[Materials provided — start]

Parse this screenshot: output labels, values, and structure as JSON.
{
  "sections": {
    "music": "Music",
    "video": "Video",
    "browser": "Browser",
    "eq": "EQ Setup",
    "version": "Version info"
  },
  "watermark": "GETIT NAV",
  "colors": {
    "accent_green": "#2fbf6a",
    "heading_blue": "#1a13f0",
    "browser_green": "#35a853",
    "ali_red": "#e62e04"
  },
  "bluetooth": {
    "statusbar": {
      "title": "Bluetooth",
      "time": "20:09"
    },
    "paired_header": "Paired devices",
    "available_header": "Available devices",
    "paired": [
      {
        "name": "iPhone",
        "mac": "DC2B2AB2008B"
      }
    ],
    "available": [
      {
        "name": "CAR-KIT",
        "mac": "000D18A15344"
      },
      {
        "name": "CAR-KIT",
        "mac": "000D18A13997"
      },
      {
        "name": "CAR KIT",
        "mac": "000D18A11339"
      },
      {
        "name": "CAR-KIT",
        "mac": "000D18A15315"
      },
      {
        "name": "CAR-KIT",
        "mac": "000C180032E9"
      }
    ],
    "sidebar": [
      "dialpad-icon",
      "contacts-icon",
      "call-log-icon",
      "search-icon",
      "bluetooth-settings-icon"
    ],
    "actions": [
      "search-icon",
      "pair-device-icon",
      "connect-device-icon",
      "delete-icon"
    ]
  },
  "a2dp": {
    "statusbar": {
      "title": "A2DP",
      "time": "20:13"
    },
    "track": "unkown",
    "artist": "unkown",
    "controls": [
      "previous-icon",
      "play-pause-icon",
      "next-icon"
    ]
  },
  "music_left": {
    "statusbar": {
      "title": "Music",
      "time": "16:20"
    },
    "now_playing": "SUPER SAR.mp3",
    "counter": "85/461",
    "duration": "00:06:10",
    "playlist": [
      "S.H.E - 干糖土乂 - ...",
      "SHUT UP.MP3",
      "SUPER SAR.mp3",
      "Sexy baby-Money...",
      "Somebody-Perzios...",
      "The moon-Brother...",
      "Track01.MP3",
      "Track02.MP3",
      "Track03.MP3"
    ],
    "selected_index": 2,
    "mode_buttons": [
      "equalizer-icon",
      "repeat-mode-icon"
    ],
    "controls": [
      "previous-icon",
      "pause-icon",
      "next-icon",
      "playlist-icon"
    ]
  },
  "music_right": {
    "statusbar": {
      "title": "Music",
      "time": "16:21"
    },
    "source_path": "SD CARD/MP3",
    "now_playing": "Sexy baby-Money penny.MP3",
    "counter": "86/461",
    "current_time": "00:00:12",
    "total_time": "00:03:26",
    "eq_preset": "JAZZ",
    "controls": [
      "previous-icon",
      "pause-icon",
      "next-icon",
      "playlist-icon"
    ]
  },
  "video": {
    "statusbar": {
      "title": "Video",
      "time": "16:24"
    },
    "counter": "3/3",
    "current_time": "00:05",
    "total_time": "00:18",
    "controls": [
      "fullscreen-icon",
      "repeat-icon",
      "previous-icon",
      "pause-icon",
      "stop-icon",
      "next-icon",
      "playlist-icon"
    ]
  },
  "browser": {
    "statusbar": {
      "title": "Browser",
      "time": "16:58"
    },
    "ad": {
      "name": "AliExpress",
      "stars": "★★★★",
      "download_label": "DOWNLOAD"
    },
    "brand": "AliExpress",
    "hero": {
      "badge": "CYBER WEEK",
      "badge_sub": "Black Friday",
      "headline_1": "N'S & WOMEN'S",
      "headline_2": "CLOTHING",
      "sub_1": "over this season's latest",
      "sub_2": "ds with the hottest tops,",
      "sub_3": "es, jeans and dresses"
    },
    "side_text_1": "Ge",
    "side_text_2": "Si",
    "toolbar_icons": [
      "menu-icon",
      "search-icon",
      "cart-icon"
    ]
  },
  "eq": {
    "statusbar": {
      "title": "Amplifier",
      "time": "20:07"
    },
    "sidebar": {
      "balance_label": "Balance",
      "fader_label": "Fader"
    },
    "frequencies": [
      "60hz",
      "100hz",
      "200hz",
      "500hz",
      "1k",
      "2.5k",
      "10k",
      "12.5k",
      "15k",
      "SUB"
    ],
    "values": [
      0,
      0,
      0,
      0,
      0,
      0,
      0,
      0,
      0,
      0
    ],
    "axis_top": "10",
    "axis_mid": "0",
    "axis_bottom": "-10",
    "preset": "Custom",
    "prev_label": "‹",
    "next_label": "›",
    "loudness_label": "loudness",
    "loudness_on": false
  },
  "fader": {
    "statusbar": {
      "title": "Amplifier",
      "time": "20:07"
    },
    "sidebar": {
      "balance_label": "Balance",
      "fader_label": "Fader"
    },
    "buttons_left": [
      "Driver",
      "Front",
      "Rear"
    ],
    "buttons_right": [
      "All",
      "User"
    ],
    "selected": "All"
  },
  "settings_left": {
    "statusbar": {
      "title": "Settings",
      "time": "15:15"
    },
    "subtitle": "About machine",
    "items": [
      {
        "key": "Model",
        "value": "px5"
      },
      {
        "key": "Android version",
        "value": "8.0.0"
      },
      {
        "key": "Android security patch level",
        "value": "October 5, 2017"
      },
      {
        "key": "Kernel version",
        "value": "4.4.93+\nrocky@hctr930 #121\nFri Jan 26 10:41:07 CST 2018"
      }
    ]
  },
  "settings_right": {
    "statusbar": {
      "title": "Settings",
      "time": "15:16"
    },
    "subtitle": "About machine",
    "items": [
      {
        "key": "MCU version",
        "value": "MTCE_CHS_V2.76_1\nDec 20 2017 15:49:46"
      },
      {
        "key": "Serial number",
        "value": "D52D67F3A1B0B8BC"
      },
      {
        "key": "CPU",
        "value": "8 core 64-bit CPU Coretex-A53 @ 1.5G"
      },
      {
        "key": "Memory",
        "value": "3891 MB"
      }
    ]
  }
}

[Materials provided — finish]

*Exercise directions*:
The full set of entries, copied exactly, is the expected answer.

*Solved problem*:
Parse this screenshot: output labels, values, and structure as JSON.
{
  "sections": {
    "music": "Music",
    "video": "Video",
    "browser": "Browser",
    "eq": "EQ Setup",
    "version": "Version info"
  },
  "watermark": "GETIT NAV",
  "colors": {
    "accent_green": "#2fbf6a",
    "heading_blue": "#1a13f0",
    "browser_green": "#35a853",
    "ali_red": "#e62e04"
  },
  "bluetooth": {
    "statusbar": {
      "title": "Bluetooth",
      "time": "20:09"
    },
    "paired_header": "Paired devices",
    "available_header": "Available devices",
    "paired": [
      {
        "name": "iPhone",
        "mac": "DC2B2AB2008B"
      }
    ],
    "available": [
      {
        "name": "CAR-KIT",
        "mac": "000D18A15344"
      },
      {
        "name": "CAR-KIT",
        "mac": "000D18A13997"
      },
      {
        "name": "CAR KIT",
        "mac": "000D18A11339"
      },
      {
        "name": "CAR-KIT",
        "mac": "000D18A15315"
      },
      {
        "name": "CAR-KIT",
        "mac": "000C180032E9"
      }
    ],
    "sidebar": [
      "dialpad-icon",
      "contacts-icon",
      "call-log-icon",
      "search-icon",
      "bluetooth-settings-icon"
    ],
    "actions": [
      "search-icon",
      "pair-device-icon",
      "connect-device-icon",
      "delete-icon"
    ]
  },
  "a2dp": {
    "statusbar": {
      "title": "A2DP",
      "time": "20:13"
    },
    "track": "unkown",
    "artist": "unkown",
    "controls": [
      "previous-icon",
      "play-pause-icon",
      "next-icon"
    ]
  },
  "music_left": {
    "statusbar": {
      "title": "Music",
      "time": "16:20"
    },
    "now_playing": "SUPER SAR.mp3",
    "counter": "85/461",
    "duration": "00:06:10",
    "playlist": [
      "S.H.E - 干糖土乂 - ...",
      "SHUT UP.MP3",
      "SUPER SAR.mp3",
      "Sexy baby-Money...",
      "Somebody-Perzios...",
      "The moon-Brother...",
      "Track01.MP3",
      "Track02.MP3",
      "Track03.MP3"
    ],
    "selected_index": 2,
    "mode_buttons": [
      "equalizer-icon",
      "repeat-mode-icon"
    ],
    "controls": [
      "previous-icon",
      "pause-icon",
      "next-icon",
      "playlist-icon"
    ]
  },
  "music_right": {
    "statusbar": {
      "title": "Music",
      "time": "16:21"
    },
    "source_path": "SD CARD/MP3",
    "now_playing": "Sexy baby-Money penny.MP3",
    "counter": "86/461",
    "current_time": "00:00:12",
    "total_time": "00:03:26",
    "eq_preset": "JAZZ",
    "controls": [
      "previous-icon",
      "pause-icon",
      "next-icon",
      "playlist-icon"
    ]
  },
  "video": {
    "statusbar": {
      "title": "Video",
      "time": "16:24"
    },
    "counter": "3/3",
    "current_time": "00:05",
    "total_time": "00:18",
    "controls": [
      "fullscreen-icon",
      "repeat-icon",
      "previous-icon",
      "pause-icon",
      "stop-icon",
      "next-icon",
      "playlist-icon"
    ]
  },
  "browser": {
    "statusbar": {
      "title": "Browser",
      "time": "16:58"
    },
    "ad": {
      "name": "AliExpress",
      "stars": "★★★★",
      "download_label": "DOWNLOAD"
    },
    "brand": "AliExpress",
    "hero": {
      "badge": "CYBER WEEK",
      "badge_sub": "Black Friday",
      "headline_1": "N'S & WOMEN'S",
      "headline_2": "CLOTHING",
      "sub_1": "over this season's latest",
      "sub_2": "ds with the hottest tops,",
      "sub_3": "es, jeans and dresses"
    },
    "side_text_1": "Ge",
    "side_text_2": "Si",
    "toolbar_icons": [
      "menu-icon",
      "search-icon",
      "cart-icon"
    ]
  },
  "eq": {
    "statusbar": {
      "title": "Amplifier",
      "time": "20:07"
    },
    "sidebar": {
      "balance_label": "Balance",
      "fader_label": "Fader"
    },
    "frequencies": [
      "60hz",
      "100hz",
      "200hz",
      "500hz",
      "1k",
      "2.5k",
      "10k",
      "12.5k",
      "15k",
      "SUB"
    ],
    "values": [
      0,
      0,
      0,
      0,
      0,
      0,
      0,
      0,
      0,
      0
    ],
    "axis_top": "10",
    "axis_mid": "0",
    "axis_bottom": "-10",
    "preset": "Custom",
    "prev_label": "‹",
    "next_label": "›",
    "loudness_label": "loudness",
    "loudness_on": false
  },
  "fader": {
    "statusbar": {
      "title": "Amplifier",
      "time": "20:07"
    },
    "sidebar": {
      "balance_label": "Balance",
      "fader_label": "Fader"
    },
    "buttons_left": [
      "Driver",
      "Front",
      "Rear"
    ],
    "buttons_right": [
      "All",
      "User"
    ],
    "selected": "All"
  },
  "settings_left": {
    "statusbar": {
      "title": "Settings",
      "time": "15:15"
    },
    "subtitle": "About machine",
    "items": [
      {
        "key": "Model",
        "value": "px5"
      },
      {
        "key": "Android version",
        "value": "8.0.0"
      },
      {
        "key": "Android security patch level",
        "value": "October 5, 2017"
      },
      {
        "key": "Kernel version",
        "value": "4.4.93+\nrocky@hctr930 #121\nFri Jan 26 10:41:07 CST 2018"
      }
    ]
  },
  "settings_right": {
    "statusbar": {
      "title": "Settings",
      "time": "15:16"
    },
    "subtitle": "About machine",
    "items": [
      {
        "key": "MCU version",
        "value": "MTCE_CHS_V2.76_1\nDec 20 2017 15:49:46"
      },
      {
        "key": "Serial number",
        "value": "D52D67F3A1B0B8BC"
      },
      {
        "key": "CPU",
        "value": "8 core 64-bit CPU Coretex-A53 @ 1.5G"
      },
      {
        "key": "Memory",
        "value": "3891 MB"
      }
    ]
  }
}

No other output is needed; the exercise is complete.